Write the records out again exactly, but without pictures.

Component data from apps and pages
######
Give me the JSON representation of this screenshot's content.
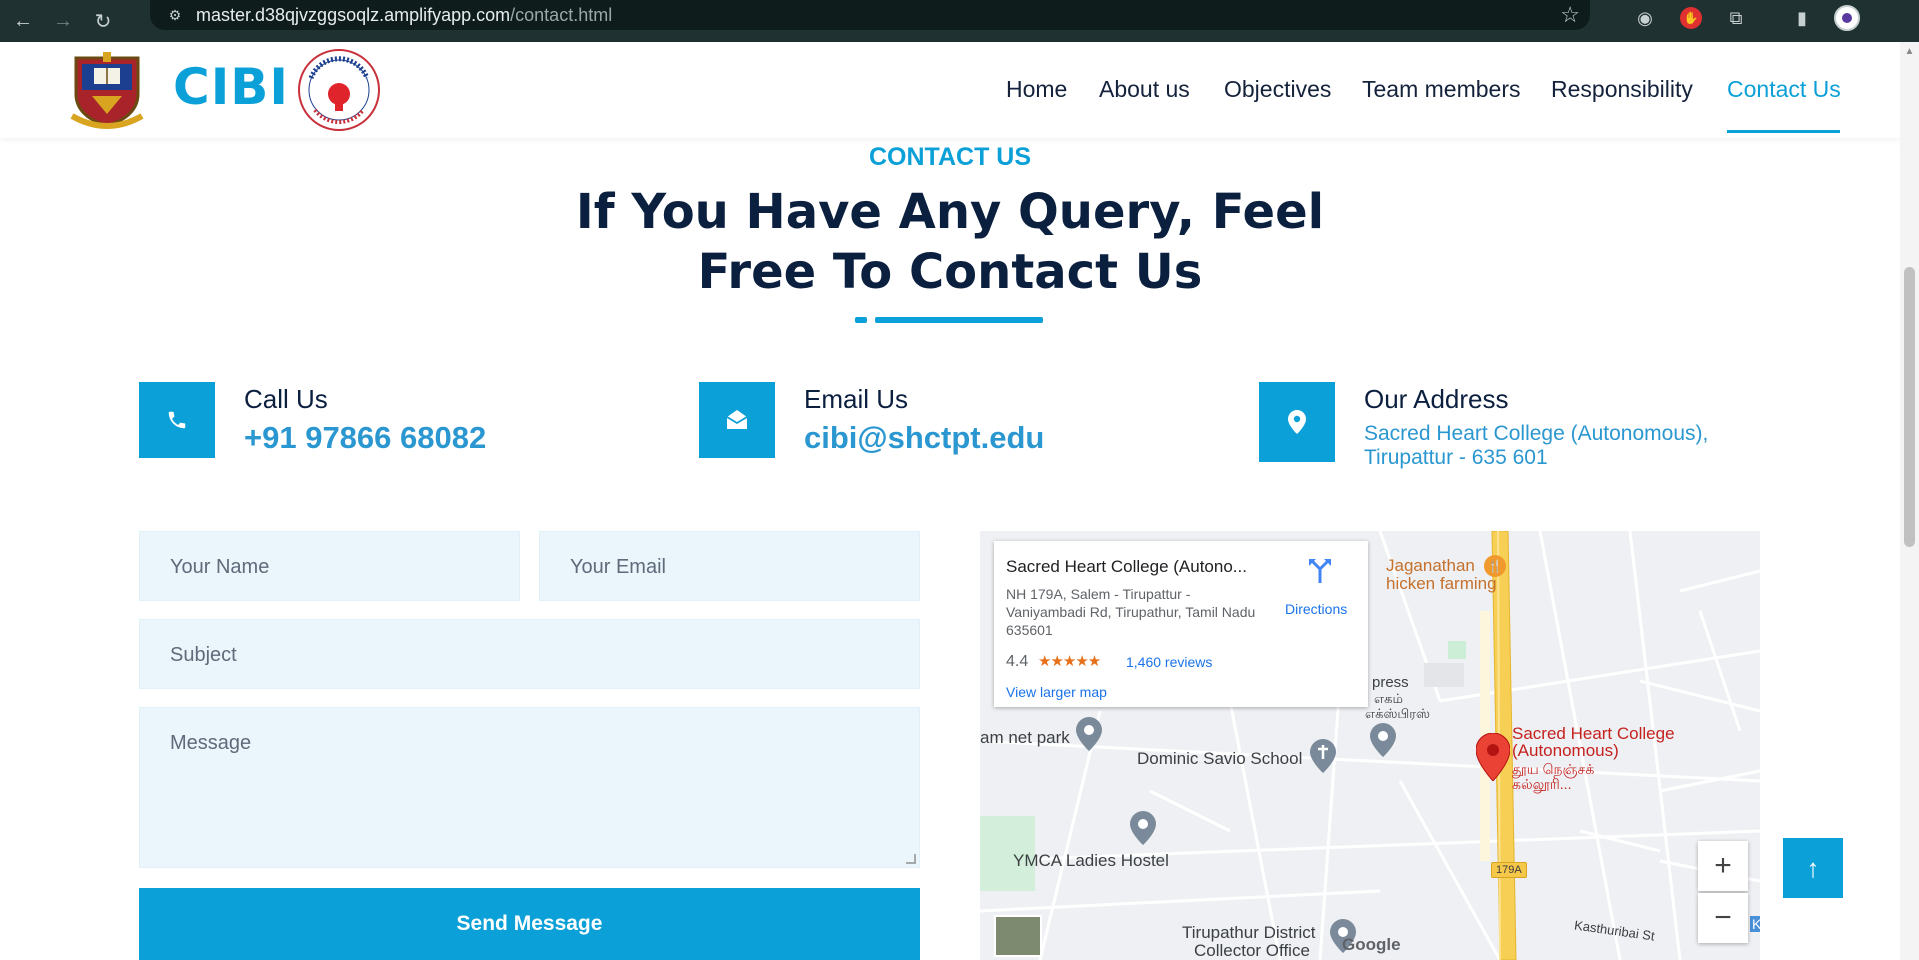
{
  "browser": {
    "url_host": "master.d38qjvzggsoqlz.amplifyapp.com",
    "url_path": "/contact.html"
  },
  "header": {
    "brand": "CIBI",
    "nav": [
      {
        "label": "Home"
      },
      {
        "label": "About us"
      },
      {
        "label": "Objectives"
      },
      {
        "label": "Team members"
      },
      {
        "label": "Responsibility"
      },
      {
        "label": "Contact Us",
        "active": true
      }
    ]
  },
  "hero": {
    "kicker": "CONTACT US",
    "headline": "If You Have Any Query, Feel Free To Contact Us"
  },
  "contacts": {
    "call": {
      "title": "Call Us",
      "value": "+91 97866 68082",
      "icon": "phone-icon"
    },
    "email": {
      "title": "Email Us",
      "value": "cibi@shctpt.edu",
      "icon": "envelope-open-icon"
    },
    "address": {
      "title": "Our Address",
      "line1": "Sacred Heart College (Autonomous),",
      "line2": "Tirupattur - 635 601",
      "icon": "map-marker-icon"
    }
  },
  "form": {
    "name_placeholder": "Your Name",
    "email_placeholder": "Your Email",
    "subject_placeholder": "Subject",
    "message_placeholder": "Message",
    "submit_label": "Send Message"
  },
  "map": {
    "place_name": "Sacred Heart College (Autono...",
    "place_address": "NH 179A, Salem - Tirupattur - Vaniyambadi Rd, Tirupathur, Tamil Nadu 635601",
    "rating": "4.4",
    "stars": "★★★★★",
    "reviews": "1,460 reviews",
    "directions_label": "Directions",
    "view_larger": "View larger map",
    "labels": {
      "restaurant_1": "Jaganathan",
      "restaurant_2": "hicken farming",
      "express_1": "press",
      "express_2": "எகம்",
      "express_3": "எக்ஸ்பிரஸ்",
      "park": "am net park",
      "school": "Dominic Savio School",
      "college_1": "Sacred Heart College",
      "college_2": "(Autonomous)",
      "college_3": "தூய நெஞ்சக்",
      "college_4": "கல்லூரி...",
      "hostel": "YMCA Ladies Hostel",
      "collector_1": "Tirupathur District",
      "collector_2": "Collector Office",
      "road_badge": "179A",
      "street": "Kasthuribai St",
      "edge_k": "K",
      "google": "Google"
    },
    "zoom_in": "+",
    "zoom_out": "−"
  },
  "back_to_top": "↑",
  "colors": {
    "accent": "#0ba0d8",
    "navy": "#0b1f3f",
    "field_bg": "#eaf6fc"
  }
}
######
Written reply –
Give me the JSON representation of this screenshot's content.
{
  "browser": {
    "url_host": "master.d38qjvzggsoqlz.amplifyapp.com",
    "url_path": "/contact.html"
  },
  "header": {
    "brand": "CIBI",
    "nav": [
      {
        "label": "Home"
      },
      {
        "label": "About us"
      },
      {
        "label": "Objectives"
      },
      {
        "label": "Team members"
      },
      {
        "label": "Responsibility"
      },
      {
        "label": "Contact Us",
        "active": true
      }
    ]
  },
  "hero": {
    "kicker": "CONTACT US",
    "headline": "If You Have Any Query, Feel Free To Contact Us"
  },
  "contacts": {
    "call": {
      "title": "Call Us",
      "value": "+91 97866 68082",
      "icon": "phone-icon"
    },
    "email": {
      "title": "Email Us",
      "value": "cibi@shctpt.edu",
      "icon": "envelope-open-icon"
    },
    "address": {
      "title": "Our Address",
      "line1": "Sacred Heart College (Autonomous),",
      "line2": "Tirupattur - 635 601",
      "icon": "map-marker-icon"
    }
  },
  "form": {
    "name_placeholder": "Your Name",
    "email_placeholder": "Your Email",
    "subject_placeholder": "Subject",
    "message_placeholder": "Message",
    "submit_label": "Send Message"
  },
  "map": {
    "place_name": "Sacred Heart College (Autono...",
    "place_address": "NH 179A, Salem - Tirupattur - Vaniyambadi Rd, Tirupathur, Tamil Nadu 635601",
    "rating": "4.4",
    "stars": "★★★★★",
    "reviews": "1,460 reviews",
    "directions_label": "Directions",
    "view_larger": "View larger map",
    "labels": {
      "restaurant_1": "Jaganathan",
      "restaurant_2": "hicken farming",
      "express_1": "press",
      "express_2": "எகம்",
      "express_3": "எக்ஸ்பிரஸ்",
      "park": "am net park",
      "school": "Dominic Savio School",
      "college_1": "Sacred Heart College",
      "college_2": "(Autonomous)",
      "college_3": "தூய நெஞ்சக்",
      "college_4": "கல்லூரி...",
      "hostel": "YMCA Ladies Hostel",
      "collector_1": "Tirupathur District",
      "collector_2": "Collector Office",
      "road_badge": "179A",
      "street": "Kasthuribai St",
      "edge_k": "K",
      "google": "Google"
    },
    "zoom_in": "+",
    "zoom_out": "−"
  },
  "back_to_top": "↑",
  "colors": {
    "accent": "#0ba0d8",
    "navy": "#0b1f3f",
    "field_bg": "#eaf6fc"
  }
}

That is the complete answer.